[TASK PROMPT]
Begin with the line holding "Parse this screenshot: output", then print every line after it through the end of the data, exactly and with nothing added.

─── EXCERPTED RECORDS

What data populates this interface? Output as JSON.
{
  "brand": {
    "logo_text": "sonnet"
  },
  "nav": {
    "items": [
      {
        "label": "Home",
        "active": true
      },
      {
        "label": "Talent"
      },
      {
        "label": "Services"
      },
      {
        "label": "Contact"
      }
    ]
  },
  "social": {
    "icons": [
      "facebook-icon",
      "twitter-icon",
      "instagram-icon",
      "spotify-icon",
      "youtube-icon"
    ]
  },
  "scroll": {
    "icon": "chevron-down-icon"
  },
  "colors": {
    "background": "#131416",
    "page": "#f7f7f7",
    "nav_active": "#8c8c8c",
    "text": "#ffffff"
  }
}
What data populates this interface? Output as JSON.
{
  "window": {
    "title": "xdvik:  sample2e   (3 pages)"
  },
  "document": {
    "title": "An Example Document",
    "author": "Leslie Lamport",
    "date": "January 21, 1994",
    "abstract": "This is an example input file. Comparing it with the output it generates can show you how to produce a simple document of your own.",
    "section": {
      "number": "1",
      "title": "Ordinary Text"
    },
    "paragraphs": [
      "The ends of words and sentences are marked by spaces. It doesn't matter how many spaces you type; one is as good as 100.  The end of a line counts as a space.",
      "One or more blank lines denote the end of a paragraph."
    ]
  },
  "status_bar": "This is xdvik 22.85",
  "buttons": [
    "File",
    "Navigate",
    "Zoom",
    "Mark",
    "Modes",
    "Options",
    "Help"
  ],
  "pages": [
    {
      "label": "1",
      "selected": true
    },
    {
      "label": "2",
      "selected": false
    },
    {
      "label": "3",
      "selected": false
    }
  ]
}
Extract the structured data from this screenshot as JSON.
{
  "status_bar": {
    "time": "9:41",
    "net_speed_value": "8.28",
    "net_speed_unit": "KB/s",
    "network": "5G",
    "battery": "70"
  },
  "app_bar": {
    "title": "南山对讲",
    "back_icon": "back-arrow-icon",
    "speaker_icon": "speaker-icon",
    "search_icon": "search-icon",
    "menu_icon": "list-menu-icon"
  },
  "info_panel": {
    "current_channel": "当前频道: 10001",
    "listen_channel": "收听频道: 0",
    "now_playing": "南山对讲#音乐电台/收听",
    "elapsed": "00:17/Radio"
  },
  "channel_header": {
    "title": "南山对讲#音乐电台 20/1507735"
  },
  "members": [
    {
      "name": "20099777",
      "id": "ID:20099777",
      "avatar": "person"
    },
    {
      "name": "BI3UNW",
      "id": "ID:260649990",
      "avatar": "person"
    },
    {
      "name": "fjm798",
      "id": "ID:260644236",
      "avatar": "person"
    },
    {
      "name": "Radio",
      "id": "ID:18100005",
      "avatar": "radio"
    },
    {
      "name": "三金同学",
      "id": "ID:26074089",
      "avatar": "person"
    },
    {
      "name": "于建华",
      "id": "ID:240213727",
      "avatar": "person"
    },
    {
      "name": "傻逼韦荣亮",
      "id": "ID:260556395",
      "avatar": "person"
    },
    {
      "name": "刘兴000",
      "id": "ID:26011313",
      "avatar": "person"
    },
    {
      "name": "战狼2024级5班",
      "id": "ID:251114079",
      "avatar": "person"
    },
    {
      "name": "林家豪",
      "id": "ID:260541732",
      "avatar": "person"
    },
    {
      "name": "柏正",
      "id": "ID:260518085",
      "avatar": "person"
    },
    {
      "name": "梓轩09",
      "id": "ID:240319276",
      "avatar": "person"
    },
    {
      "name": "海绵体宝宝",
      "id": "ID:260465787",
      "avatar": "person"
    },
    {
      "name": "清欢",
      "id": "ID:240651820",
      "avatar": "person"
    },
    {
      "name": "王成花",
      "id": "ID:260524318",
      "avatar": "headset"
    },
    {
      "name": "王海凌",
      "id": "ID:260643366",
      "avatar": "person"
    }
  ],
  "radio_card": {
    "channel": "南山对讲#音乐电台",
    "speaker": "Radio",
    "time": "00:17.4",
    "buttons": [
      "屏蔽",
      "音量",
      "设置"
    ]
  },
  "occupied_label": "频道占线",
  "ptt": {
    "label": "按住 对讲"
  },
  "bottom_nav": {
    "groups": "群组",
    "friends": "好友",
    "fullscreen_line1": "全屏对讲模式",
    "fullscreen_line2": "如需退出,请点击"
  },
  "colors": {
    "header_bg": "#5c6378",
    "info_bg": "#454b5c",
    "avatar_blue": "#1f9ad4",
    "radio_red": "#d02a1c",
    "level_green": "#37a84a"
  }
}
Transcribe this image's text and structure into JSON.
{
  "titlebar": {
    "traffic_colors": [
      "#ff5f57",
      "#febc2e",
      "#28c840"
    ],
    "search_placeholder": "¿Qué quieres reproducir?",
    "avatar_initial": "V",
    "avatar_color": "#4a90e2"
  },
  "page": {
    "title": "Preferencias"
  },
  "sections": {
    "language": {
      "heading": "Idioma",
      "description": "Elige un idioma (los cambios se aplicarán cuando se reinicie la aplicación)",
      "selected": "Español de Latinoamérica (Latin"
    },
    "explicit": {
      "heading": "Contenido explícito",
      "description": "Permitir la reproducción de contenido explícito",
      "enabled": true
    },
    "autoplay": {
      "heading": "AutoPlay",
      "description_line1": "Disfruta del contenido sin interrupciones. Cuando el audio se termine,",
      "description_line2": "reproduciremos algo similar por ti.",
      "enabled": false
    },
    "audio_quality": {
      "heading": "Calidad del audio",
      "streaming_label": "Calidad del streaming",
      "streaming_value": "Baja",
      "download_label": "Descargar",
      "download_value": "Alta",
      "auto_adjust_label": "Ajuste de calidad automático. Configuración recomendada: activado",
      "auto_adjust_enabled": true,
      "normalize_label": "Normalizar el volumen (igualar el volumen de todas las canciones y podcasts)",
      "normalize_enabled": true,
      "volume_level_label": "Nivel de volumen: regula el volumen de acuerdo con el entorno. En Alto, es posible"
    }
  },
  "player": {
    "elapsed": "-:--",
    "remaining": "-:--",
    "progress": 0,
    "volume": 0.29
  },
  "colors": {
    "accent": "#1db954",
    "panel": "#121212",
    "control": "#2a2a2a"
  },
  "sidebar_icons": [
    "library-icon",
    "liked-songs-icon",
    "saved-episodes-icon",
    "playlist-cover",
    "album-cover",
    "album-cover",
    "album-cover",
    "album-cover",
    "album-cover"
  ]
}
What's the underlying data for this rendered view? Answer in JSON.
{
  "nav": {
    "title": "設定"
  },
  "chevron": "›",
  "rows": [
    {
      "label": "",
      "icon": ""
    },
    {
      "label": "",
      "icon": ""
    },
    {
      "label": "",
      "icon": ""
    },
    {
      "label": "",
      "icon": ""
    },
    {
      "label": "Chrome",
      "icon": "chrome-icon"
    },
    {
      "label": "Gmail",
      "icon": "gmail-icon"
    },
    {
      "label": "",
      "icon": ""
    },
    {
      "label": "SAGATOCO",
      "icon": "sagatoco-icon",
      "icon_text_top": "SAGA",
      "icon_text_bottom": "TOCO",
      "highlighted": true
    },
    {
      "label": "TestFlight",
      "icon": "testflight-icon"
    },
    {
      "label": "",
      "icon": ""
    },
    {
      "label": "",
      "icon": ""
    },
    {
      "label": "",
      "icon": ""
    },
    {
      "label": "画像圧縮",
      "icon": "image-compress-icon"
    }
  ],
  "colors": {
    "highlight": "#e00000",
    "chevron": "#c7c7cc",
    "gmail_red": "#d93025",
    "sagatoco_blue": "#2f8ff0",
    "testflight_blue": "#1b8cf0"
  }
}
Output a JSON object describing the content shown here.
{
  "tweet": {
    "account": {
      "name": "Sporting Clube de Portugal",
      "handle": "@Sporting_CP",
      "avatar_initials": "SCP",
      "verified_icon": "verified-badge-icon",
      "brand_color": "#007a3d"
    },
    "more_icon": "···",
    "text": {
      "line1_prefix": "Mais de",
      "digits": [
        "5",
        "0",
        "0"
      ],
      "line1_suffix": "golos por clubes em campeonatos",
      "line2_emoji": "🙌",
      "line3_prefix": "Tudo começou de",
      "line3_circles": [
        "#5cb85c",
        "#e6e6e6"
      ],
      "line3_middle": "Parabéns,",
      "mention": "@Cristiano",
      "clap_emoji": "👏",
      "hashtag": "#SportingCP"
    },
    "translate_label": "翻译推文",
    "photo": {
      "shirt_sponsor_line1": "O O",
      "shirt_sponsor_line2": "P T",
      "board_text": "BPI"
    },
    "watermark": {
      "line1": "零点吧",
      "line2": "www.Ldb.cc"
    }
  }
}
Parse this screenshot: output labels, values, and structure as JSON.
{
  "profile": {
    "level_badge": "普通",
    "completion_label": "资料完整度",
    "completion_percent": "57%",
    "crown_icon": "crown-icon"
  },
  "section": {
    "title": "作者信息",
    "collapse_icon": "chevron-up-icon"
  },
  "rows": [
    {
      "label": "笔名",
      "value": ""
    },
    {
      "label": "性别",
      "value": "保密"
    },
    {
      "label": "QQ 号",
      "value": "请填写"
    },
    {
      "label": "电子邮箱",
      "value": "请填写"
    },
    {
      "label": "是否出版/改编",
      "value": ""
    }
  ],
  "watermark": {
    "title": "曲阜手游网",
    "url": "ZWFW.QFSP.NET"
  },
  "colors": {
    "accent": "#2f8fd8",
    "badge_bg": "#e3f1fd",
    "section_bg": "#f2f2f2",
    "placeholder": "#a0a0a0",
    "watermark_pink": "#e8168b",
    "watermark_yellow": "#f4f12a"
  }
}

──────

[RESULT OF THE TASK]
Parse this screenshot: output labels, values, and structure as JSON.
{
  "profile": {
    "level_badge": "普通",
    "completion_label": "资料完整度",
    "completion_percent": "57%",
    "crown_icon": "crown-icon"
  },
  "section": {
    "title": "作者信息",
    "collapse_icon": "chevron-up-icon"
  },
  "rows": [
    {
      "label": "笔名",
      "value": ""
    },
    {
      "label": "性别",
      "value": "保密"
    },
    {
      "label": "QQ 号",
      "value": "请填写"
    },
    {
      "label": "电子邮箱",
      "value": "请填写"
    },
    {
      "label": "是否出版/改编",
      "value": ""
    }
  ],
  "watermark": {
    "title": "曲阜手游网",
    "url": "ZWFW.QFSP.NET"
  },
  "colors": {
    "accent": "#2f8fd8",
    "badge_bg": "#e3f1fd",
    "section_bg": "#f2f2f2",
    "placeholder": "#a0a0a0",
    "watermark_pink": "#e8168b",
    "watermark_yellow": "#f4f12a"
  }
}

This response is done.